Meghalaya Farmers' Day: Its significance in times of farmer struggles
By Rajat Asthana
Shillong: Meghalaya today celebrated its second Farmers' Day, after this commemoration was launched exactly 1 year ago by Chief Minister Conrad Sangma, to remember the first Farmers' Parliament held two years ago.
The day is significant as the farmers, during the parliament, presented a charter of demands asking for special funds for introduction of new technologies and the establishment of a farmer commission.
Following this, the NPP-led MDA government brought in the Meghalaya Farmers’ (Empowerment) Commission Act in October, 2019. This provided statutory status to the commission, currently headed by one person.
Significance of the Act
For a state like Meghalaya, the act is significant for the lens it takes for the local farmers for the first time, considering farming is not one of the main revenue providing sectors for the state.
As per the act, the responsibilities of the farmer’s commission include identifying the specific needs of farmers and farming associations, goal setting in the medium and long term, and making suitable policy recommendations to the state government. A salient function of this commission is to suggest measures to secure geographical indications (GI tags) and Intellectual Property Rights (IPR) for high value crops which are unique to Meghalaya.
Furthermore, in September 2020, the government launched a Rs. 200 crore Piggery Mission, aimed at reducing the annual import of pork and improve the incomes of over 25,000 households. Other sector specific initiatives aimed at increasing the value addition include the Jackfruit Mission, the Mushroom Mission, the Milk Mission and the Aquaculture Mission. The Jackfruit Mission especially has seen some success, with products like ‘Jackolate’ and Jack ‘Tikki’ being released into the market.
However, the state marks the second year of Farmer’s Day in a mixed mood, with much hardships faced by farmers due to the COVID-19 pandemic. Further, the immediate context for Meghalaya’s predominantly small and marginal farmers is still uncertain, especially with the enactment of the three new agricultural laws in September 2020.
The three new farming laws
The Farmers Agreement on Price Assurance and Farm Service Act, 2020 creates a framework for contract farming through a written farmer-buyer agreement encompassing the time of supply, quality, grade, standards, price and such other matters While protecting sharecropping rights, it also provides for a three-level dispute settlement mechanism.
The Essential Commodities (Amendment) Act, 2020 limits the scope of central government intervention for stockholding limits of certain food items only under extraordinary circumstances (such as war and famine), subject to a defined increase in retail price of the commodities.

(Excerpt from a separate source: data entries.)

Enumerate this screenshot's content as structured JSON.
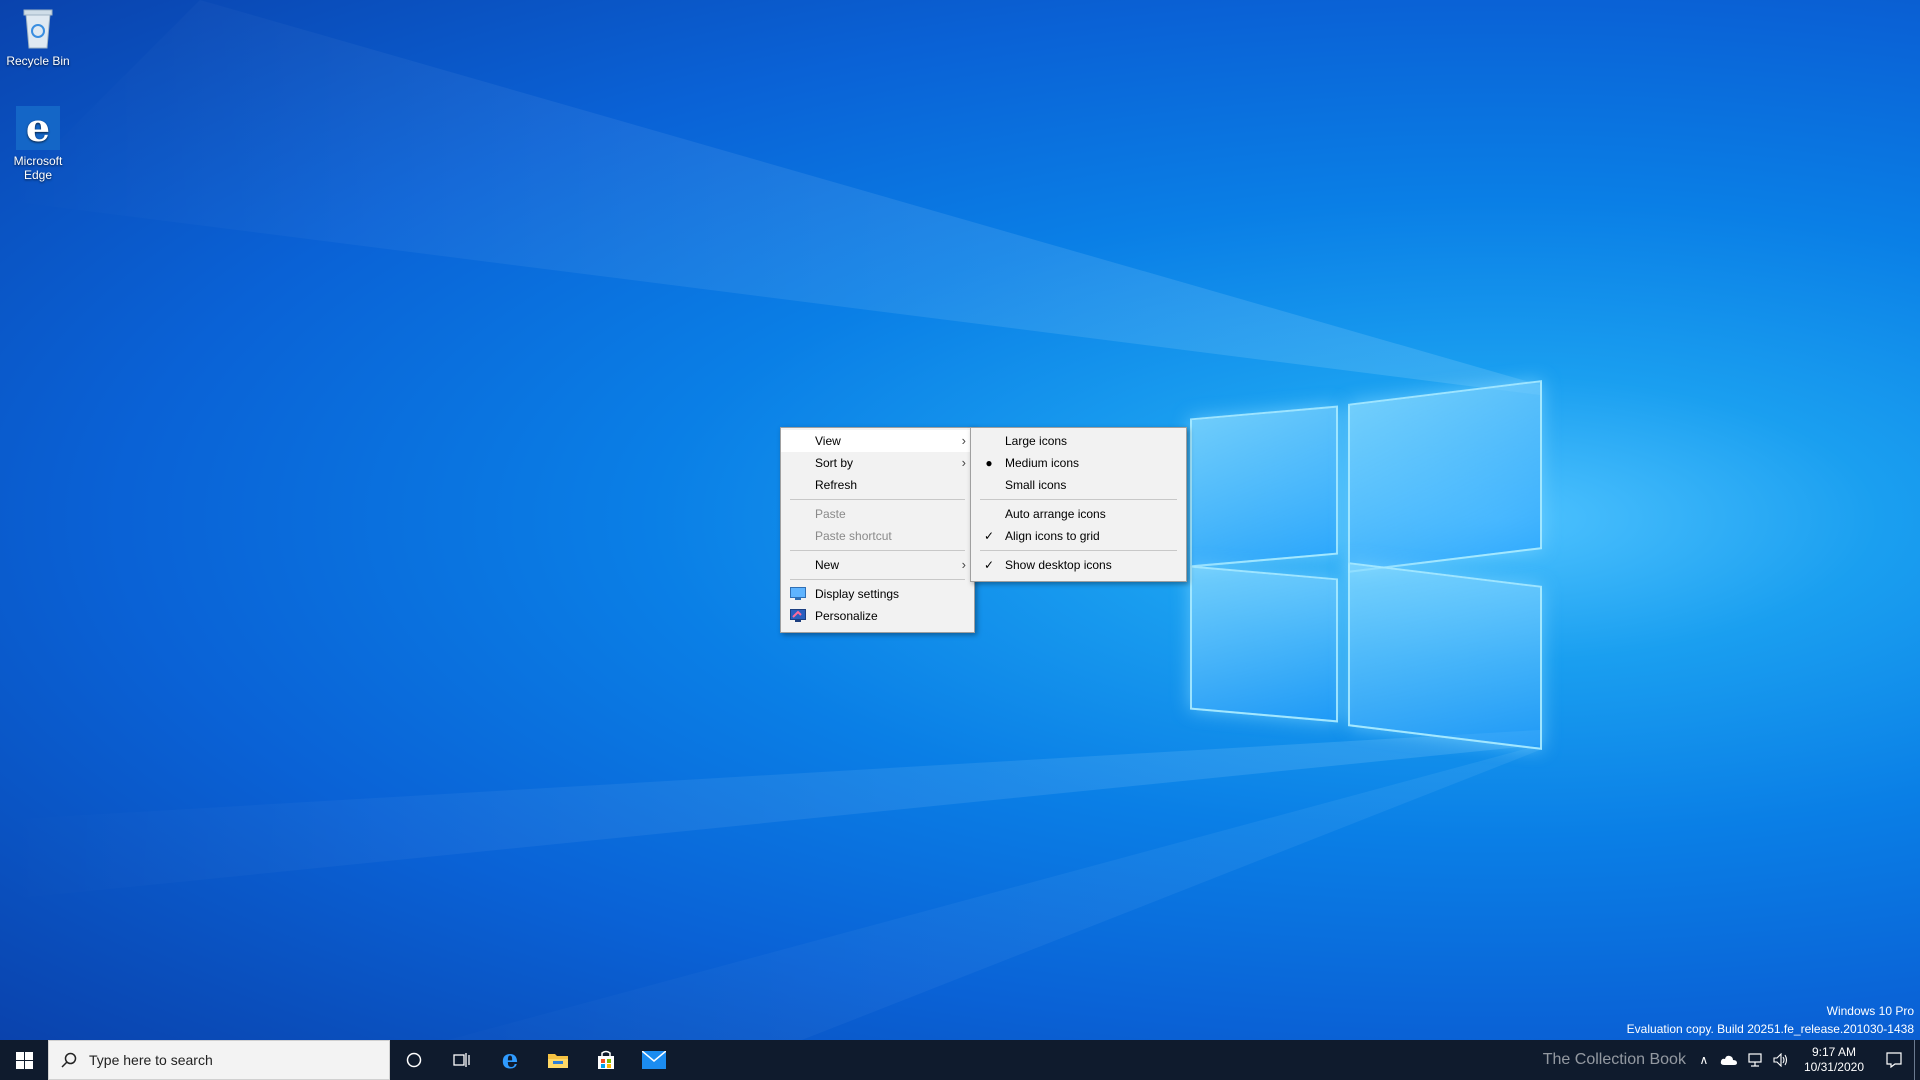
{
  "desktop": {
    "icons": [
      {
        "label": "Recycle Bin"
      },
      {
        "label": "Microsoft Edge"
      }
    ]
  },
  "context_menu": {
    "items": [
      {
        "label": "View",
        "submenu": true,
        "hover": true
      },
      {
        "label": "Sort by",
        "submenu": true
      },
      {
        "label": "Refresh"
      },
      {
        "label": "Paste",
        "disabled": true
      },
      {
        "label": "Paste shortcut",
        "disabled": true
      },
      {
        "label": "New",
        "submenu": true
      },
      {
        "label": "Display settings",
        "icon": "display-icon"
      },
      {
        "label": "Personalize",
        "icon": "personalize-icon"
      }
    ]
  },
  "view_submenu": {
    "items": [
      {
        "label": "Large icons"
      },
      {
        "label": "Medium icons",
        "selected": true
      },
      {
        "label": "Small icons"
      },
      {
        "label": "Auto arrange icons"
      },
      {
        "label": "Align icons to grid",
        "checked": true
      },
      {
        "label": "Show desktop icons",
        "checked": true
      }
    ]
  },
  "taskbar": {
    "search_placeholder": "Type here to search",
    "pinned": [
      "cortana-icon",
      "task-view-icon",
      "edge-icon",
      "file-explorer-icon",
      "store-icon",
      "mail-icon"
    ],
    "clock_time": "9:17 AM",
    "clock_date": "10/31/2020"
  },
  "watermark": {
    "edition": "Windows 10 Pro",
    "build": "Evaluation copy. Build 20251.fe_release.201030-1438",
    "overlay": "The Collection Book"
  },
  "colors": {
    "menu_bg": "#f2f2f2",
    "taskbar_bg": "#0f1b2d",
    "desktop_accent": "#0a7fe6"
  }
}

However, the amendment exempts value chain participants in possession of stocks below their installed capacity.
The Farmers’ Produce Trade and Commerce (Promotion and Facilitation) Act, 2020 allows intra-state and inter-state trade of farmers’ produce beyond the physical premises of APMC markets. Further, state governments are prohibited from levying any transaction fee or cess outside the physical premises of the APMC mandis.
How is Meghalaya impacted?
In a telephonic interview with a subject matter expert from North East Slow Food and Agrobiodiversity Society (NESFAS), the risk of commercialization of indigenous agricultural systems in Meghalaya was highlighted. The expert also shed light on the fact that increasing contractualisation could inevitably lead to a risk of monoculture of cash crops, which can pose a threat not only to food security, but also to the biodiversity and climatic resilience of the overall system.
Moreover, the expert highlighted some challenges brought on by the pandemic, and how any moves aimed at privatization or corporatization of agriculture must be carefully thought out on the planks of sustainability and resilience.
In conclusion, there is a need to look at agriculture as an investment and not as a balance sheet ‘black hole.’ Moreover, the Agricultural Produce Market Committee (APMC), a farmer-friendly system with some shortcomings, has to be strengthened for mandis to support the farmers rather than employing a hands-off and de-regulation approach. Finally, capacity building of farmers has to take place for them to practice organic and sustainable farming, a crucial niche for the state of Meghalaya.
(Edited by Anirban Paul)
The author is a postgraduate student of public policy at NLSIU, Bengaluru.